═════ Given records

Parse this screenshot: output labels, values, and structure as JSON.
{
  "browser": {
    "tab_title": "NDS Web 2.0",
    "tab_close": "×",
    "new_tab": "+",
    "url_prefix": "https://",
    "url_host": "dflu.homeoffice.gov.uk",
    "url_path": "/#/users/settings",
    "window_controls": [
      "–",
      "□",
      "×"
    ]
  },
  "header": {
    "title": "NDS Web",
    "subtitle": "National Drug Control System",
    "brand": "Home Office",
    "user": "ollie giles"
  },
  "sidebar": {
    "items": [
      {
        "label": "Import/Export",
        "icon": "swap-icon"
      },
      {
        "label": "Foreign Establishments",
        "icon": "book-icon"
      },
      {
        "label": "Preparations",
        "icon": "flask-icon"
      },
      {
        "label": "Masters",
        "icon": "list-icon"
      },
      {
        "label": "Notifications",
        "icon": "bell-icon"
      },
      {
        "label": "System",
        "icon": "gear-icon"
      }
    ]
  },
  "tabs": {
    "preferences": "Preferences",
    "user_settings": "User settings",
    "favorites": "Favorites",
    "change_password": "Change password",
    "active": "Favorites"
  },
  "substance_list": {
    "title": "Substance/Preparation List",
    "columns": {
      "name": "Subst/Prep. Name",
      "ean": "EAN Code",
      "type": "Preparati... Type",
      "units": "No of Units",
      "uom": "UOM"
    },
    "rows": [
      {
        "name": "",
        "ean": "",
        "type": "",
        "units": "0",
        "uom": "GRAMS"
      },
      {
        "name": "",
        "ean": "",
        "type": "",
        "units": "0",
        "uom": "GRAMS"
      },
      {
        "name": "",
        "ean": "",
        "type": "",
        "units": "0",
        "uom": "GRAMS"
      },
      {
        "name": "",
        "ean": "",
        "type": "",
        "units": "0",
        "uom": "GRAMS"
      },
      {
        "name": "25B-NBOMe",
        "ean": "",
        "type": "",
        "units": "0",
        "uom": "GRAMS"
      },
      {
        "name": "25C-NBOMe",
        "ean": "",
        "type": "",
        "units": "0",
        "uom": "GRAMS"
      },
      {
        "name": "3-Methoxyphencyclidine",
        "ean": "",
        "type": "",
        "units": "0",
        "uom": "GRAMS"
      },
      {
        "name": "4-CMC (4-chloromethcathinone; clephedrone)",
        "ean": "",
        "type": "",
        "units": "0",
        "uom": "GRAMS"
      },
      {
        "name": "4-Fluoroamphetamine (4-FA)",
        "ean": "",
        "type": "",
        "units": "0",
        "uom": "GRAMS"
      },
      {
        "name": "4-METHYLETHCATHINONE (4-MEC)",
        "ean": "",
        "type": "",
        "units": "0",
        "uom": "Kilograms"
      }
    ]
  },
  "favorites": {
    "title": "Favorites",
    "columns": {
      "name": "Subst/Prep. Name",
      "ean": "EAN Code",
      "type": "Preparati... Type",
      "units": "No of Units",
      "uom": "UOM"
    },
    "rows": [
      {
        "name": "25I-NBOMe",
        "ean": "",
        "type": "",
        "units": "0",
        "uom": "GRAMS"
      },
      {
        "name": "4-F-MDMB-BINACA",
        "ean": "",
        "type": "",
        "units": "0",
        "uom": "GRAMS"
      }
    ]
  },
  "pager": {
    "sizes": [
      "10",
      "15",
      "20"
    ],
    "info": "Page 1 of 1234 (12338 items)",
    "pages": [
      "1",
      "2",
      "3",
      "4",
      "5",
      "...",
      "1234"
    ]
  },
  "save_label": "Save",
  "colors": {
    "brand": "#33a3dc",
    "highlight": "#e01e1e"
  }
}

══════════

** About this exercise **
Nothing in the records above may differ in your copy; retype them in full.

** Written response **
Parse this screenshot: output labels, values, and structure as JSON.
{
  "browser": {
    "tab_title": "NDS Web 2.0",
    "tab_close": "×",
    "new_tab": "+",
    "url_prefix": "https://",
    "url_host": "dflu.homeoffice.gov.uk",
    "url_path": "/#/users/settings",
    "window_controls": [
      "–",
      "□",
      "×"
    ]
  },
  "header": {
    "title": "NDS Web",
    "subtitle": "National Drug Control System",
    "brand": "Home Office",
    "user": "ollie giles"
  },
  "sidebar": {
    "items": [
      {
        "label": "Import/Export",
        "icon": "swap-icon"
      },
      {
        "label": "Foreign Establishments",
        "icon": "book-icon"
      },
      {
        "label": "Preparations",
        "icon": "flask-icon"
      },
      {
        "label": "Masters",
        "icon": "list-icon"
      },
      {
        "label": "Notifications",
        "icon": "bell-icon"
      },
      {
        "label": "System",
        "icon": "gear-icon"
      }
    ]
  },
  "tabs": {
    "preferences": "Preferences",
    "user_settings": "User settings",
    "favorites": "Favorites",
    "change_password": "Change password",
    "active": "Favorites"
  },
  "substance_list": {
    "title": "Substance/Preparation List",
    "columns": {
      "name": "Subst/Prep. Name",
      "ean": "EAN Code",
      "type": "Preparati... Type",
      "units": "No of Units",
      "uom": "UOM"
    },
    "rows": [
      {
        "name": "",
        "ean": "",
        "type": "",
        "units": "0",
        "uom": "GRAMS"
      },
      {
        "name": "",
        "ean": "",
        "type": "",
        "units": "0",
        "uom": "GRAMS"
      },
      {
        "name": "",
        "ean": "",
        "type": "",
        "units": "0",
        "uom": "GRAMS"
      },
      {
        "name": "",
        "ean": "",
        "type": "",
        "units": "0",
        "uom": "GRAMS"
      },
      {
        "name": "25B-NBOMe",
        "ean": "",
        "type": "",
        "units": "0",
        "uom": "GRAMS"
      },
      {
        "name": "25C-NBOMe",
        "ean": "",
        "type": "",
        "units": "0",
        "uom": "GRAMS"
      },
      {
        "name": "3-Methoxyphencyclidine",
        "ean": "",
        "type": "",
        "units": "0",
        "uom": "GRAMS"
      },
      {
        "name": "4-CMC (4-chloromethcathinone; clephedrone)",
        "ean": "",
        "type": "",
        "units": "0",
        "uom": "GRAMS"
      },
      {
        "name": "4-Fluoroamphetamine (4-FA)",
        "ean": "",
        "type": "",
        "units": "0",
        "uom": "GRAMS"
      },
      {
        "name": "4-METHYLETHCATHINONE (4-MEC)",
        "ean": "",
        "type": "",
        "units": "0",
        "uom": "Kilograms"
      }
    ]
  },
  "favorites": {
    "title": "Favorites",
    "columns": {
      "name": "Subst/Prep. Name",
      "ean": "EAN Code",
      "type": "Preparati... Type",
      "units": "No of Units",
      "uom": "UOM"
    },
    "rows": [
      {
        "name": "25I-NBOMe",
        "ean": "",
        "type": "",
        "units": "0",
        "uom": "GRAMS"
      },
      {
        "name": "4-F-MDMB-BINACA",
        "ean": "",
        "type": "",
        "units": "0",
        "uom": "GRAMS"
      }
    ]
  },
  "pager": {
    "sizes": [
      "10",
      "15",
      "20"
    ],
    "info": "Page 1 of 1234 (12338 items)",
    "pages": [
      "1",
      "2",
      "3",
      "4",
      "5",
      "...",
      "1234"
    ]
  },
  "save_label": "Save",
  "colors": {
    "brand": "#33a3dc",
    "highlight": "#e01e1e"
  }
}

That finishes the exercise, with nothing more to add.